A Month after the Tsunami: Supporting Families in Central Sulawesi

A Month after the Tsunami: Supporting Families in Central Sulawesi

Nanang has often heard stories of earthquakes and high tides in her village. After all, the mother of three lives in Ombo, a small village of 12 households that sits right on the coastline of Donggala regency, Central Sulawesi. It is common knowledge there that if an earthquake strikes, you must immediately run to higher ground. So when she and her neighbors felt the 7.4-magnitude earthquake on 28 September, they quickly packed up some belongings ran up the hill into a nearby forest, and camped out on a field owned by the Ombo village chief.

The earthquake - and the tsunami that followed - crippled communication networks over the following days and damaged roads across Donggala and Palu city, making it hard for aid to reach affected communities. “At first, each day, we had to walk down the hill and visit neighboring villages,” Nanang said.

Nanang and her fellow residents of Ombo village are currently living in a temporary shelter.

It has now been 33 days since the powerful earthquake and tsunami devastated parts of the Palu, Sigi, and Donggala districts. The disasters claimed more than 2,200 lives and left more than 4,600 with serious injuries, according to data from the National Disaster Mitigation Agency (BNPB). Over 220,000 residents are currently living in temporary shelters after more than 60,000 homes were destroyed.

With local partners in Central Sulawesi – Mosintuwu Institute and SKP-HAM – Kopernik focused on providing solar lights and water filters to support affected families in getting access to electricity and safe drinking water during the immediate emergency period. So far, 343 solar lights and 488 water filters have been delivered in addition to various emergency food and non-food items that were needed in the aftermath of the disaster. Kopernik is also supporting a network of 91 public kitchens in the Palu, Donggala, and Sigi districts organized by Mosintuwu Institute and SKP-HAM.

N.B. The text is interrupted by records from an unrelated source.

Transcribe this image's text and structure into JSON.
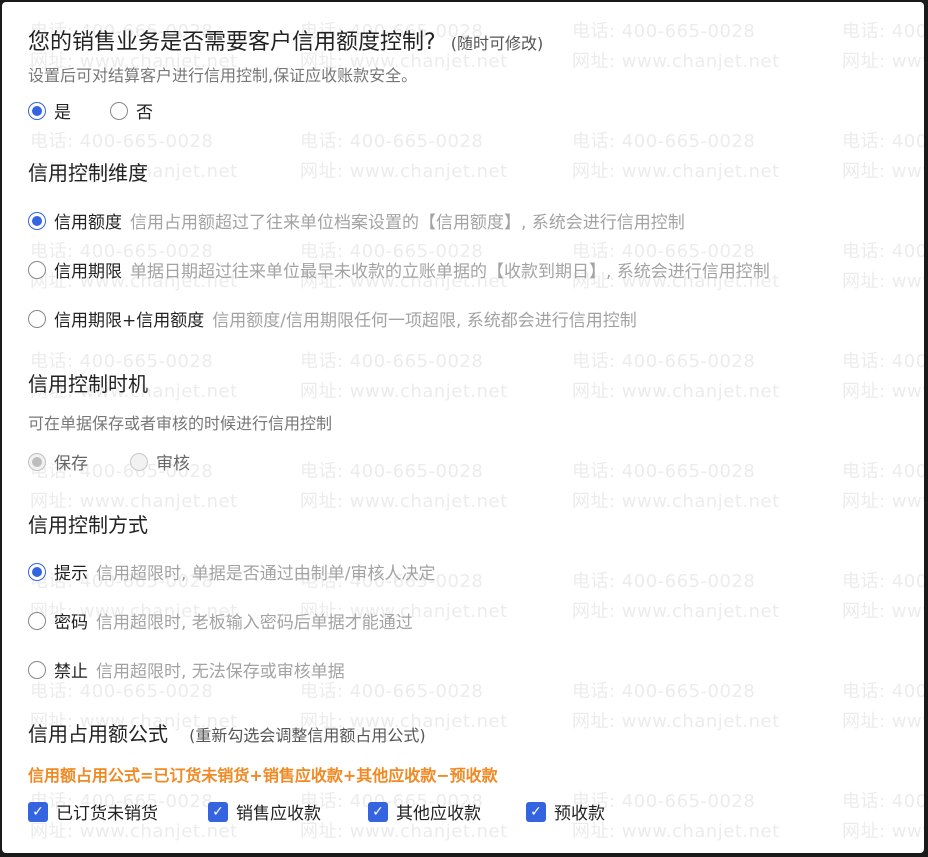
{
  "header": {
    "title": "您的销售业务是否需要客户信用额度控制?",
    "title_note": "(随时可修改)",
    "subtitle": "设置后可对结算客户进行信用控制,保证应收账款安全。"
  },
  "enable": {
    "options": [
      {
        "label": "是",
        "checked": true
      },
      {
        "label": "否",
        "checked": false
      }
    ]
  },
  "dimension": {
    "title": "信用控制维度",
    "options": [
      {
        "label": "信用额度",
        "desc": "信用占用额超过了往来单位档案设置的【信用额度】, 系统会进行信用控制",
        "checked": true
      },
      {
        "label": "信用期限",
        "desc": "单据日期超过往来单位最早未收款的立账单据的【收款到期日】, 系统会进行信用控制",
        "checked": false
      },
      {
        "label": "信用期限+信用额度",
        "desc": "信用额度/信用期限任何一项超限, 系统都会进行信用控制",
        "checked": false
      }
    ]
  },
  "timing": {
    "title": "信用控制时机",
    "subtitle": "可在单据保存或者审核的时候进行信用控制",
    "options": [
      {
        "label": "保存",
        "checked": true,
        "disabled": true
      },
      {
        "label": "审核",
        "checked": false,
        "disabled": true
      }
    ]
  },
  "method": {
    "title": "信用控制方式",
    "options": [
      {
        "label": "提示",
        "desc": "信用超限时, 单据是否通过由制单/审核人决定",
        "checked": true
      },
      {
        "label": "密码",
        "desc": "信用超限时, 老板输入密码后单据才能通过",
        "checked": false
      },
      {
        "label": "禁止",
        "desc": "信用超限时, 无法保存或审核单据",
        "checked": false
      }
    ]
  },
  "formula": {
    "title": "信用占用额公式",
    "title_note": "(重新勾选会调整信用额占用公式)",
    "text": "信用额占用公式=已订货未销货+销售应收款+其他应收款−预收款",
    "checks": [
      {
        "label": "已订货未销货",
        "checked": true
      },
      {
        "label": "销售应收款",
        "checked": true
      },
      {
        "label": "其他应收款",
        "checked": true
      },
      {
        "label": "预收款",
        "checked": true
      }
    ]
  },
  "watermark": {
    "phone": "电话: 400-665-0028",
    "site": "网址: www.chanjet.net"
  },
  "colors": {
    "accent": "#3564e0",
    "formula": "#f08a24",
    "description": "#a3a3a3"
  }
}
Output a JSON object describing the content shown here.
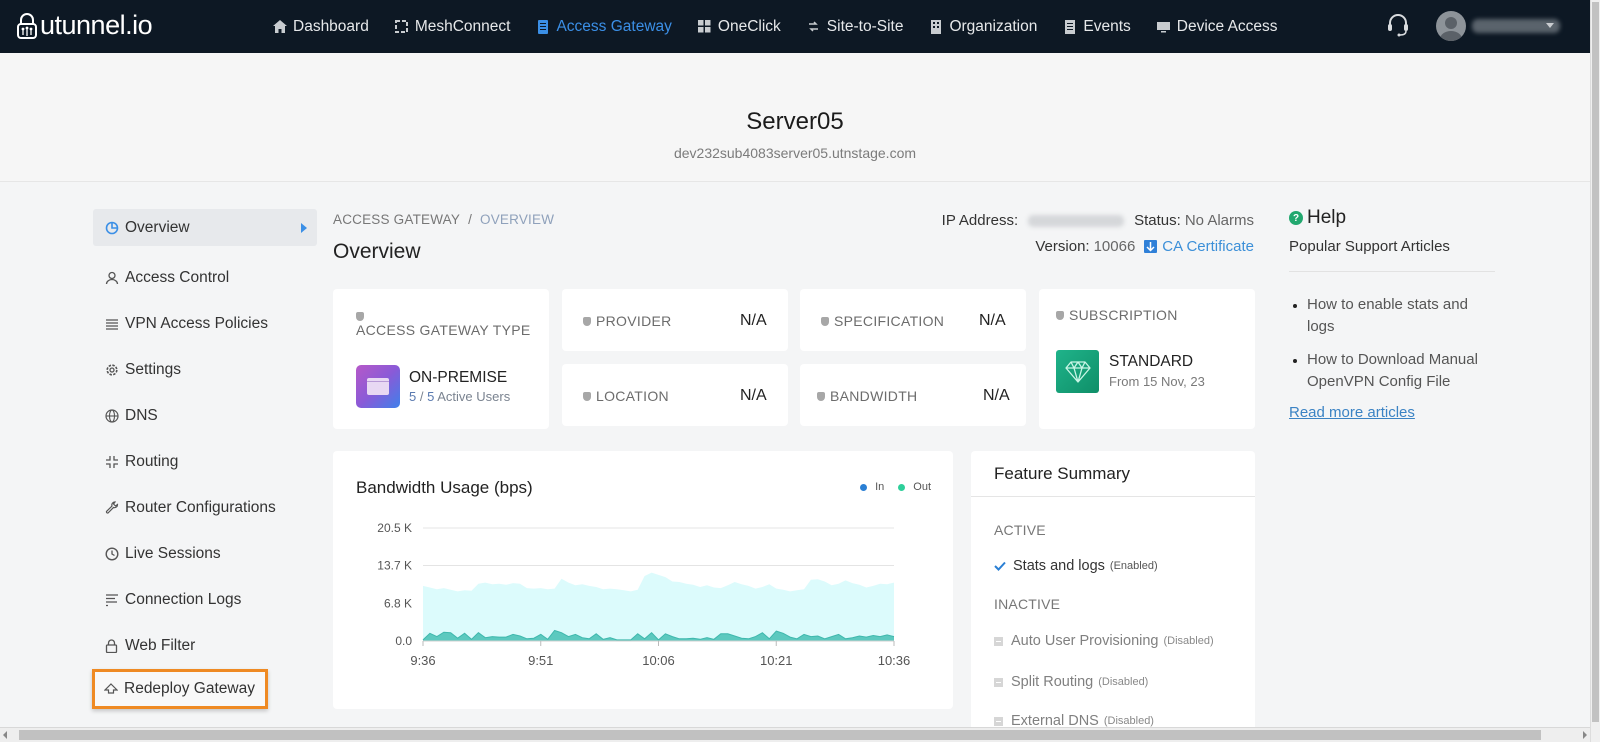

In addition to solar lights and water filters, Kopernik supported a network of 91 public kitchens in Palu, Sigi, and Donggala that serve food to families affected by earthquake and tsunami.

Delivering food items to affected families in Central Sulawesi was the top priority in the aftermath of the disaster.

Every day over the past four weeks, the public kitchens have provided food to hundreds of displaced families. During its busiest moments, the kitchens, which are run by the disaster survivors themselves, can serve as many as 2,000 people in one day.

As one month has now passed, local authorities, humanitarian agencies, and volunteer networks are now working to rehabilitate and rebuild the damaged areas. In Donggala, Nanang and the rest of the Ombo villagers are currently preparing to go home to restart their lives. During this transition period, Kopernik is committed to continue supporting families affected by the twin disasters.

Your contribution will help us to continue sending much-needed help to families in Central Sulawesi. Join our relief effort: Palu Emergency Response Phase Two.